Description of the task: Search the records for the word "with" and report each line that has it.

━━━━━ Material to process

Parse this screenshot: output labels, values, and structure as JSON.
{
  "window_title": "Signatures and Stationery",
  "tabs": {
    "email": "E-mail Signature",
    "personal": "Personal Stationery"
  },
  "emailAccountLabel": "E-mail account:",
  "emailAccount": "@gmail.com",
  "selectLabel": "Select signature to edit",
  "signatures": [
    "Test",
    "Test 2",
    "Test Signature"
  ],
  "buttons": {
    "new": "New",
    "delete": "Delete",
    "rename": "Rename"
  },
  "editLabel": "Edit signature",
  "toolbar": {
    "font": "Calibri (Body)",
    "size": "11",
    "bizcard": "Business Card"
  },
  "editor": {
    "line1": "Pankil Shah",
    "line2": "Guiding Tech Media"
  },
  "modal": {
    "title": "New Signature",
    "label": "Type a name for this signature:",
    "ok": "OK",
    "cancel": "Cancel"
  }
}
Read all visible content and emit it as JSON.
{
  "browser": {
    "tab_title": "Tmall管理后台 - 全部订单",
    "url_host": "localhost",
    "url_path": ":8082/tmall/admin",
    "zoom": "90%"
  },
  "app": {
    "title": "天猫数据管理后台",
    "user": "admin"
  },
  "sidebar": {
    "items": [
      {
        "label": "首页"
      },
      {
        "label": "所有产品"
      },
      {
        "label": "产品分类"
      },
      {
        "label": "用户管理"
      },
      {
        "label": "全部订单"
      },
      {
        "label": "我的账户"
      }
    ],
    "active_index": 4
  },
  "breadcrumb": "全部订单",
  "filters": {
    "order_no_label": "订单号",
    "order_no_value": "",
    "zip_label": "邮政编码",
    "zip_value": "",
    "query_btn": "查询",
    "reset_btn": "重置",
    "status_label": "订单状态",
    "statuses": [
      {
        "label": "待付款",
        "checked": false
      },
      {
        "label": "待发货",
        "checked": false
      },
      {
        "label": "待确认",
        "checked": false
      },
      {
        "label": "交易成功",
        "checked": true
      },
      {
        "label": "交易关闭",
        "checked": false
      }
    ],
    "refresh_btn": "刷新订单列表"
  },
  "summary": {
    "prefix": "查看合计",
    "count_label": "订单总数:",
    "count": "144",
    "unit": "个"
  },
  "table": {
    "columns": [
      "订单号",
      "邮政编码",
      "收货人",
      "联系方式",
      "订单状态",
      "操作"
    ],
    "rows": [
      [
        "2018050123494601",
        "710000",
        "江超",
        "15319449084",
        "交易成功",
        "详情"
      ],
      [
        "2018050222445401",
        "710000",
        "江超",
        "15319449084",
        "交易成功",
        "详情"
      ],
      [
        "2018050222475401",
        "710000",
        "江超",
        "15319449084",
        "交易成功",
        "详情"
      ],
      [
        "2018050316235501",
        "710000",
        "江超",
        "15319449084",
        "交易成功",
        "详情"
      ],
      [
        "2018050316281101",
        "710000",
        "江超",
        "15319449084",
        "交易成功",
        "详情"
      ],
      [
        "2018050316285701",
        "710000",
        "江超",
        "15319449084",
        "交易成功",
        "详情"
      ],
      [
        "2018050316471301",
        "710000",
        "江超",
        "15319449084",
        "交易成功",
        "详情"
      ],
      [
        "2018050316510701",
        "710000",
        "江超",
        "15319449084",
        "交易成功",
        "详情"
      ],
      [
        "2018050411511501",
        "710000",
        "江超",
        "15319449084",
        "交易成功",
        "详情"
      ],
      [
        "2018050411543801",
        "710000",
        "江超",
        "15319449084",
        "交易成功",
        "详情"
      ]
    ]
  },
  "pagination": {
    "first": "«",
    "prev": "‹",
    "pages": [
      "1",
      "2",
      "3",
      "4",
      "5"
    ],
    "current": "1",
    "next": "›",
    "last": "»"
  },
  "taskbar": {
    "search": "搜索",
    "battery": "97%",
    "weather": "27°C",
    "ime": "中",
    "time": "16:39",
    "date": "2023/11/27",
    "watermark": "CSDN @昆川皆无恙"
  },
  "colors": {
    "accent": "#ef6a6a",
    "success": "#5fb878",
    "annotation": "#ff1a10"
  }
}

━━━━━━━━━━
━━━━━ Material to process

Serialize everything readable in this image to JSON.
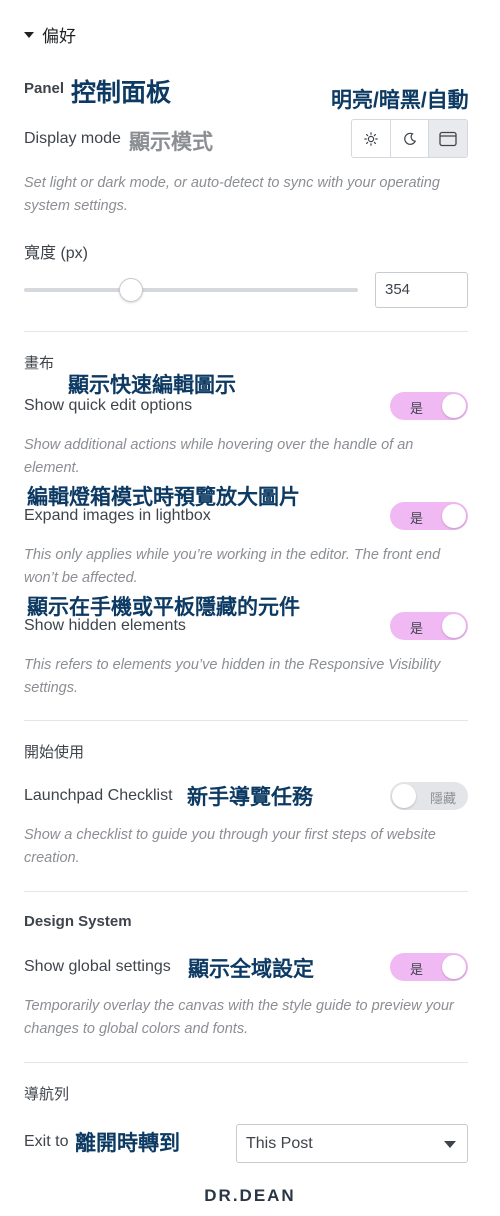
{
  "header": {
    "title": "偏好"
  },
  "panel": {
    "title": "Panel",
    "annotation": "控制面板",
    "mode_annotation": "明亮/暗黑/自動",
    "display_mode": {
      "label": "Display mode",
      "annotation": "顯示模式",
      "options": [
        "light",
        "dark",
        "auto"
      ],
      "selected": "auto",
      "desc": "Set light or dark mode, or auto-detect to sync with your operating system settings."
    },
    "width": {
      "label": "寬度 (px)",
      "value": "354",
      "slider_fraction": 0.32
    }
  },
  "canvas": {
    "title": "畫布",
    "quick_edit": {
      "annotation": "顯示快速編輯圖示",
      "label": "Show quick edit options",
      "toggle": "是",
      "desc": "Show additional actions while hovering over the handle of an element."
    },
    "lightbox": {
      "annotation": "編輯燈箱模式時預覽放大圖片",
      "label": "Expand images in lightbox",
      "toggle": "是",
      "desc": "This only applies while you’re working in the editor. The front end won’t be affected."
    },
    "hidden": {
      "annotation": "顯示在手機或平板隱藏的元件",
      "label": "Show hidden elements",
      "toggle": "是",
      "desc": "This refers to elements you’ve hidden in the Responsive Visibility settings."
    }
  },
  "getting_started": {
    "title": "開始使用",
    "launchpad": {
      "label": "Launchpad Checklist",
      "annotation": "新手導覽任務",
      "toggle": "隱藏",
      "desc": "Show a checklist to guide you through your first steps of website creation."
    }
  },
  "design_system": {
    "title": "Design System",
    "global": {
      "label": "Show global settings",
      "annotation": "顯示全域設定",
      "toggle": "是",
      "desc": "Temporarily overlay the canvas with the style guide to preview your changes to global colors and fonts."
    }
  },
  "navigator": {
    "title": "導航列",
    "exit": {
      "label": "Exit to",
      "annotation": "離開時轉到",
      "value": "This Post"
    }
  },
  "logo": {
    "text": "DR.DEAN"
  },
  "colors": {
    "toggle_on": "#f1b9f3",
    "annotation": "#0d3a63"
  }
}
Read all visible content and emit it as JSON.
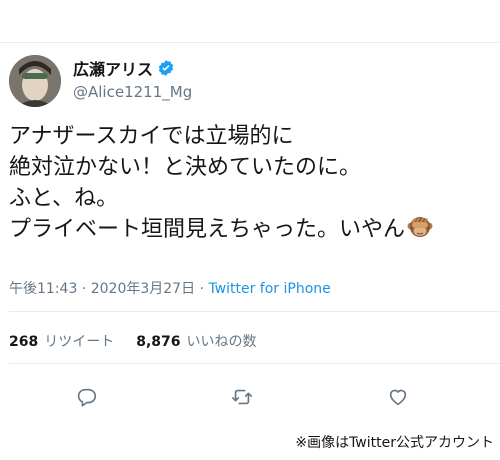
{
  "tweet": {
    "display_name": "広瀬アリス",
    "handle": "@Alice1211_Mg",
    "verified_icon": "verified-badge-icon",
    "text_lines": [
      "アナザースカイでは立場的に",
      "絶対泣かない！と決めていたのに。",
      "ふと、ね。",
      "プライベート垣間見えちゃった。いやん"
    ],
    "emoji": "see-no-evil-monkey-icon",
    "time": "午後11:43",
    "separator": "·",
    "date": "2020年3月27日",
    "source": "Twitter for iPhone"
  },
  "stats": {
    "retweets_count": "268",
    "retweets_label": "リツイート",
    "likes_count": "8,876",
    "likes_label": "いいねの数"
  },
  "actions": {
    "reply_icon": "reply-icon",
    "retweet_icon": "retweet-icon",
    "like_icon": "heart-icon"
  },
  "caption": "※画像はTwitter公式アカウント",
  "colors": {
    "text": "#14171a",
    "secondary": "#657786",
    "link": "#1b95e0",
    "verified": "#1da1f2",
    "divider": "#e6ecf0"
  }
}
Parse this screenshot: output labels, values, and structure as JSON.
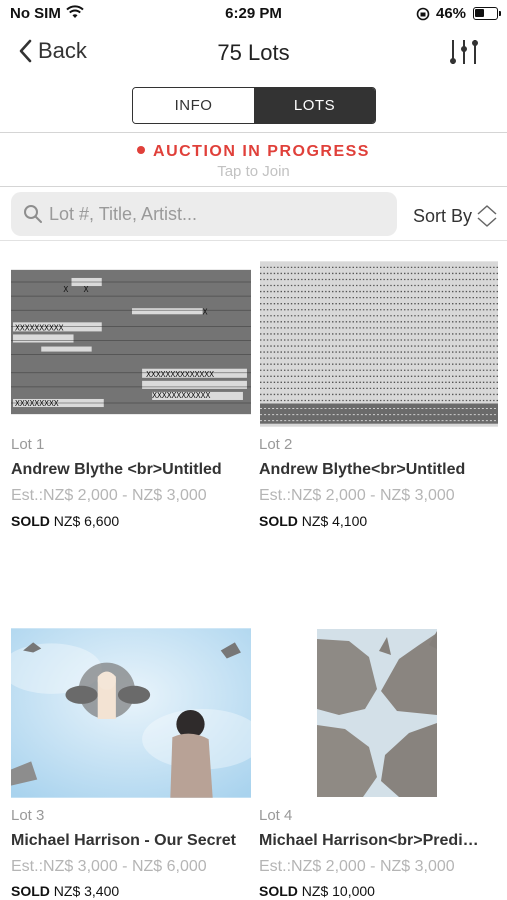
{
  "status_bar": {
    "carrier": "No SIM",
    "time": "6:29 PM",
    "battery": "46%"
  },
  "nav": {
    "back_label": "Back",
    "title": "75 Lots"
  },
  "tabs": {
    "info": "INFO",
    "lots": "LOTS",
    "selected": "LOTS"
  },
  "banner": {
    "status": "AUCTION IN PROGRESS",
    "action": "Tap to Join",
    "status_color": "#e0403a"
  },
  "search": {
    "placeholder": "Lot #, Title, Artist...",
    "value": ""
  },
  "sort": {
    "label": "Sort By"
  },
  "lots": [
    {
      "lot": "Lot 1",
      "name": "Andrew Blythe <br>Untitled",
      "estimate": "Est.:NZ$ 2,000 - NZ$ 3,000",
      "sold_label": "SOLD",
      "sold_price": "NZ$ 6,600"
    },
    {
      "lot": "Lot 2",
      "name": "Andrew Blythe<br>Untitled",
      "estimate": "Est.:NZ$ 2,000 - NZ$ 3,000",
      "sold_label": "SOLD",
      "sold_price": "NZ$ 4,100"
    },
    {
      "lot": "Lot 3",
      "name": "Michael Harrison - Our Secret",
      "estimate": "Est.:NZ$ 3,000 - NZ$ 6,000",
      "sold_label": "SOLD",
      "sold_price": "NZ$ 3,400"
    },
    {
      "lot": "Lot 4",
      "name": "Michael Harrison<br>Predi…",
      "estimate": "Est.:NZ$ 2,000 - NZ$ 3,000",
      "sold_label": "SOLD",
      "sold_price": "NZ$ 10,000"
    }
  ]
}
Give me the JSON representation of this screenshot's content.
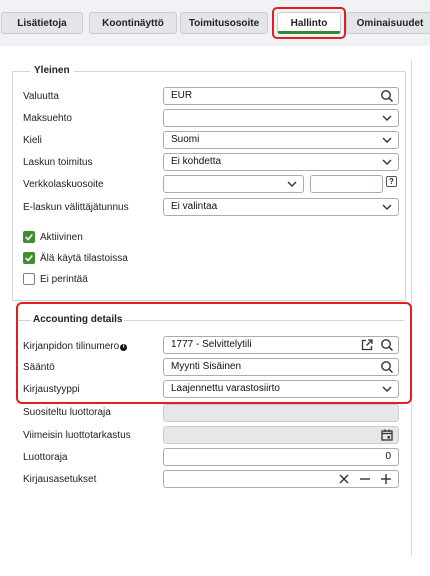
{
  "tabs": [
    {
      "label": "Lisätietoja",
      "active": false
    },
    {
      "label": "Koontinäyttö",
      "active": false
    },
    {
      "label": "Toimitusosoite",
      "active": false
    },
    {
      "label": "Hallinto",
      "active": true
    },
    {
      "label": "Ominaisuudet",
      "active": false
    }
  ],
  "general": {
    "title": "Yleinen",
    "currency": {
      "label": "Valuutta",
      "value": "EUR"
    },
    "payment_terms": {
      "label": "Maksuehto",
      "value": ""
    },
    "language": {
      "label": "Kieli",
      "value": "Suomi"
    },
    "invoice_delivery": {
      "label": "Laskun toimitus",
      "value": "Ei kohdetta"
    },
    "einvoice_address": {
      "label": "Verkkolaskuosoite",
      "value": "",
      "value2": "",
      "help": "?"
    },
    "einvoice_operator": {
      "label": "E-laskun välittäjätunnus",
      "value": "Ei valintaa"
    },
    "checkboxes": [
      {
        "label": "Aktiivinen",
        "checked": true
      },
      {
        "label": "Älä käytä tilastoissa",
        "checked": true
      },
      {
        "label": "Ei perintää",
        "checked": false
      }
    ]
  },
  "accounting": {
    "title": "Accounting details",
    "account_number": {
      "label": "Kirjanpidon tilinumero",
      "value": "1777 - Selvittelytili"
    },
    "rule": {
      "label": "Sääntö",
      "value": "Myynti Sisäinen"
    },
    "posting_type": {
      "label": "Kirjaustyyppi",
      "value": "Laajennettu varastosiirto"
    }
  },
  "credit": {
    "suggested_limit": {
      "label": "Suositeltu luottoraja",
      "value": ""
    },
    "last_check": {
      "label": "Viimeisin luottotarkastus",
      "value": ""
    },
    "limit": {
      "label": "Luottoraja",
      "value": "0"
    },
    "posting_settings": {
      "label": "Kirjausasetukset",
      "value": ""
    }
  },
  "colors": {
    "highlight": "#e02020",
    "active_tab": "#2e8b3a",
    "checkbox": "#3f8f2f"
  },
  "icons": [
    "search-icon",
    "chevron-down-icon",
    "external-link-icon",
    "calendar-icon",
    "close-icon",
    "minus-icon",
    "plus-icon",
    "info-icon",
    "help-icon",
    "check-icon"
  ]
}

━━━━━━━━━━

Task output:
      "desc": "Set light or dark mode, or auto-detect to sync with your operating system settings."
      "desc": "Temporarily overlay the canvas with the style guide to preview your changes to global colors and fonts."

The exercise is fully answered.